Your instructions |
Check every line of the entries that follow, and copy the ones containing "Realtek".

Source data |
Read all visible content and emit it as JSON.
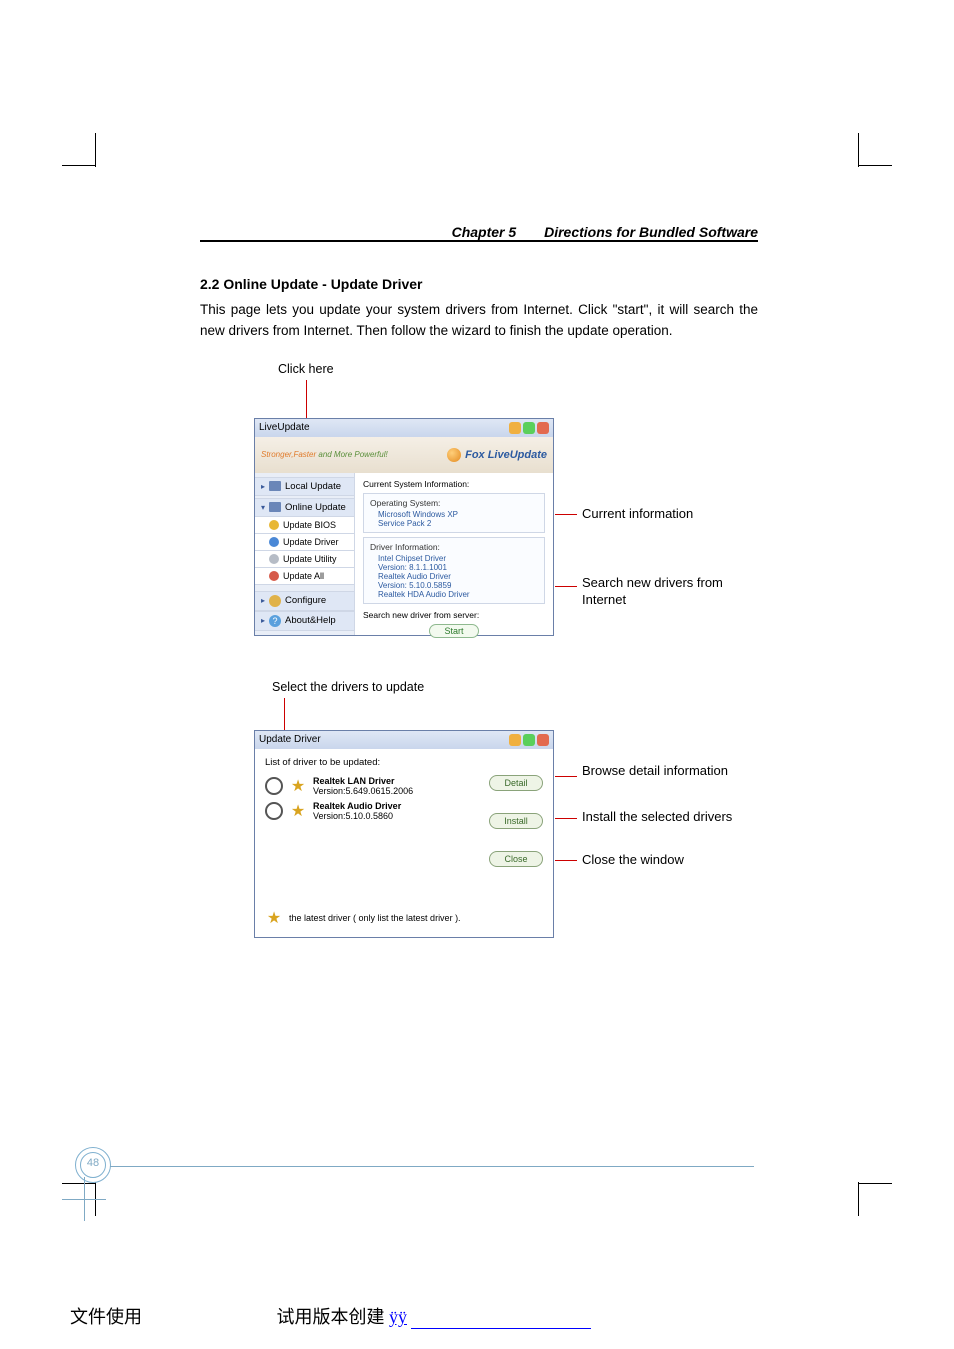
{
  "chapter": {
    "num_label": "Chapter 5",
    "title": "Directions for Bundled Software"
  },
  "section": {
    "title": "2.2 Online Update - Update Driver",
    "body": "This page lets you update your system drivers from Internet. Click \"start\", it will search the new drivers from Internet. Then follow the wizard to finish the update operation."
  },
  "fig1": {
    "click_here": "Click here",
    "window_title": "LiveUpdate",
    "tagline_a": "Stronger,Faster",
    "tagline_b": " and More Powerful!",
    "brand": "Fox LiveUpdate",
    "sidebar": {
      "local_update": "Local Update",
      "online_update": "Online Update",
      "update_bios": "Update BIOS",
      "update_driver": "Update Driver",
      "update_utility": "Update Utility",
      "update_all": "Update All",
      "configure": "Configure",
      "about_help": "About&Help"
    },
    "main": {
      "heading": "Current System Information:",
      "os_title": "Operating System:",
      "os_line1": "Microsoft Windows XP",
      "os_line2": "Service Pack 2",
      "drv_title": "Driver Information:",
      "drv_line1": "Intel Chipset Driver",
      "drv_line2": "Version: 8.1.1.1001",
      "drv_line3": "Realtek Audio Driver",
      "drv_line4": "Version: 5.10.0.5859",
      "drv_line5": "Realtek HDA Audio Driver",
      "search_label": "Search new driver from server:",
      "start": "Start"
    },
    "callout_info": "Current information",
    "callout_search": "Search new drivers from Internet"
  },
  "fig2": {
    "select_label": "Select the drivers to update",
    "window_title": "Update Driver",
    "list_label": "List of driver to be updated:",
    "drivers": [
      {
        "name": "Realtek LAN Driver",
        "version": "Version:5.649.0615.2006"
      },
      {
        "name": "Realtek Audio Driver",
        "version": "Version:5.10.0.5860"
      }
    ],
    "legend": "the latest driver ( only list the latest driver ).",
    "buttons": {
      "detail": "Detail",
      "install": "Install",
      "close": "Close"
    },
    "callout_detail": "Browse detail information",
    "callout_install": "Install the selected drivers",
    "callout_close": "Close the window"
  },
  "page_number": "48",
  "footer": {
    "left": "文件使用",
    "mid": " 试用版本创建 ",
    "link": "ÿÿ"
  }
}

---

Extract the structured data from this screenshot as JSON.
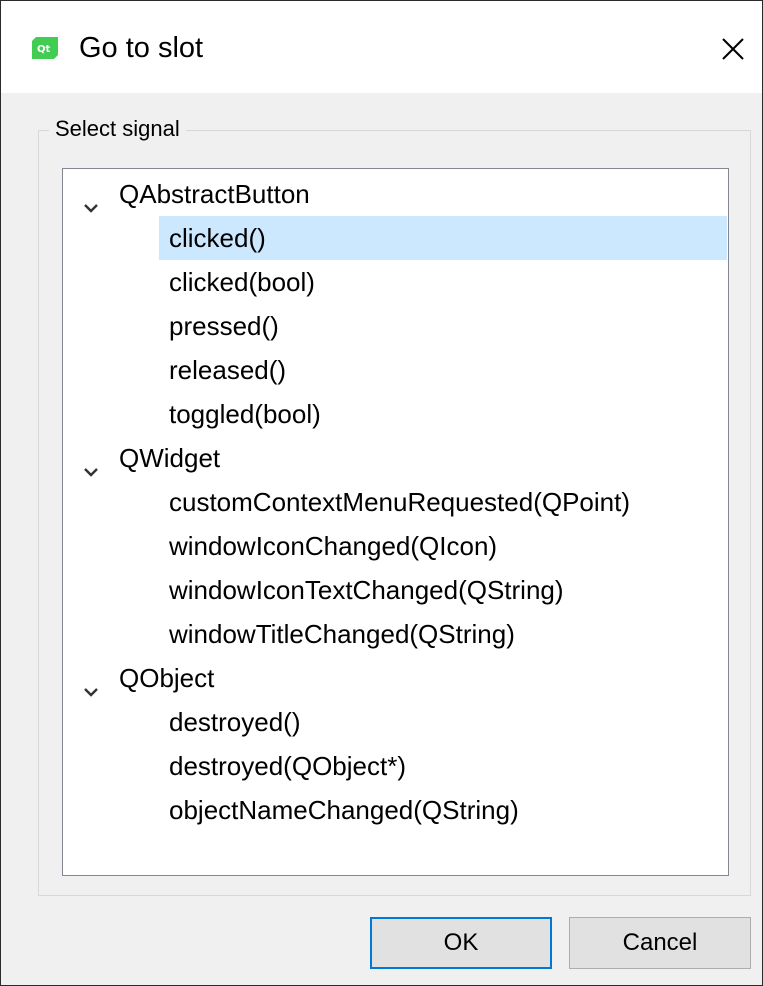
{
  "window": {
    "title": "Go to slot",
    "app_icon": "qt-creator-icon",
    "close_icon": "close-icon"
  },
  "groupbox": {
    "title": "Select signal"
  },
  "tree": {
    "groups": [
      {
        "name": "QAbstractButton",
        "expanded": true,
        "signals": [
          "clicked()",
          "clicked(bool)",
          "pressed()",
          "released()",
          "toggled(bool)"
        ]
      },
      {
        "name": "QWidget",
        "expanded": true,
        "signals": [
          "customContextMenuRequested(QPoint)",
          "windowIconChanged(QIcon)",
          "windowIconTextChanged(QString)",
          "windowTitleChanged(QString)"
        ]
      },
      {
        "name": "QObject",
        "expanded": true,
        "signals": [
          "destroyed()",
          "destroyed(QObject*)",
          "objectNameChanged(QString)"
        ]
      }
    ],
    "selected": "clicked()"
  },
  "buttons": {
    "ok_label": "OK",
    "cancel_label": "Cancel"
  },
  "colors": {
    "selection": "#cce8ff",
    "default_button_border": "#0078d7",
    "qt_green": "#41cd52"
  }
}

Output below |
      "drv_line3": "Realtek Audio Driver",
      "drv_line5": "Realtek HDA Audio Driver",
        "name": "Realtek LAN Driver",
        "name": "Realtek Audio Driver",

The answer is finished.